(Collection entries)
***

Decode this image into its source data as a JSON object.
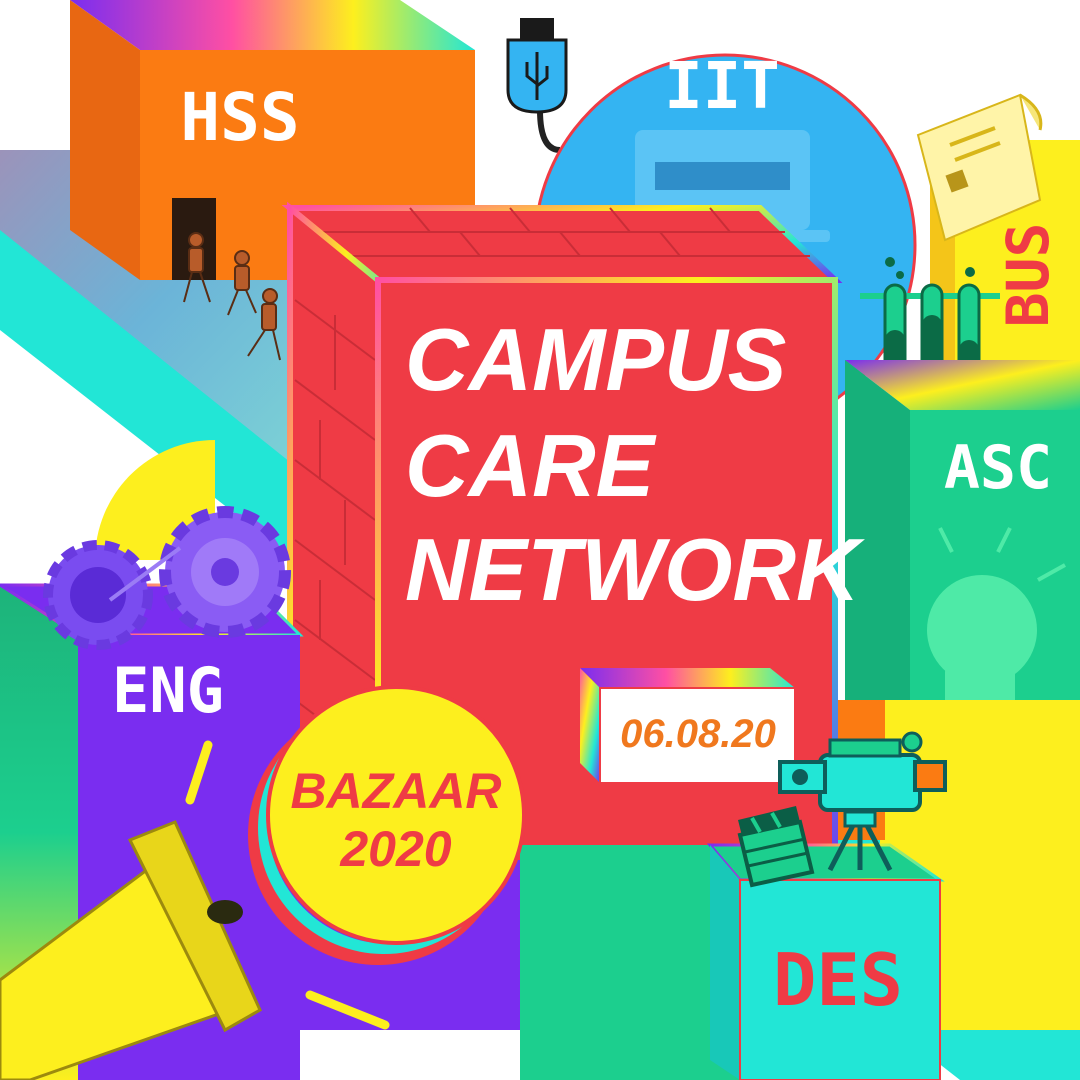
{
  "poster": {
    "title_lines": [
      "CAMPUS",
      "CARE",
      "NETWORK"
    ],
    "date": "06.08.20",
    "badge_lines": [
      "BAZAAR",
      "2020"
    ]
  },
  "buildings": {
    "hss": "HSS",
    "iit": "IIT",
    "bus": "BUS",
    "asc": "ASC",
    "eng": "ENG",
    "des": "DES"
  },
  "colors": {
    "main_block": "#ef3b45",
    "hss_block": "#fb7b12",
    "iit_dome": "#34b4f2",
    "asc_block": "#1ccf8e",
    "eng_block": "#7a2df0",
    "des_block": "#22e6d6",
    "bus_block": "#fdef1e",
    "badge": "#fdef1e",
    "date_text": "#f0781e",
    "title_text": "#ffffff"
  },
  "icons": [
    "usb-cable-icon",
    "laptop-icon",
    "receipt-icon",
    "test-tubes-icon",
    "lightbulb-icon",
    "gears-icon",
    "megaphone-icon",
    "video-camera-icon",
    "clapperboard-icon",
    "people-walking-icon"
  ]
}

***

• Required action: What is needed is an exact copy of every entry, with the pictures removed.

• Written answer:
Decode this image into its source data as a JSON object.
{
  "poster": {
    "title_lines": [
      "CAMPUS",
      "CARE",
      "NETWORK"
    ],
    "date": "06.08.20",
    "badge_lines": [
      "BAZAAR",
      "2020"
    ]
  },
  "buildings": {
    "hss": "HSS",
    "iit": "IIT",
    "bus": "BUS",
    "asc": "ASC",
    "eng": "ENG",
    "des": "DES"
  },
  "colors": {
    "main_block": "#ef3b45",
    "hss_block": "#fb7b12",
    "iit_dome": "#34b4f2",
    "asc_block": "#1ccf8e",
    "eng_block": "#7a2df0",
    "des_block": "#22e6d6",
    "bus_block": "#fdef1e",
    "badge": "#fdef1e",
    "date_text": "#f0781e",
    "title_text": "#ffffff"
  },
  "icons": [
    "usb-cable-icon",
    "laptop-icon",
    "receipt-icon",
    "test-tubes-icon",
    "lightbulb-icon",
    "gears-icon",
    "megaphone-icon",
    "video-camera-icon",
    "clapperboard-icon",
    "people-walking-icon"
  ]
}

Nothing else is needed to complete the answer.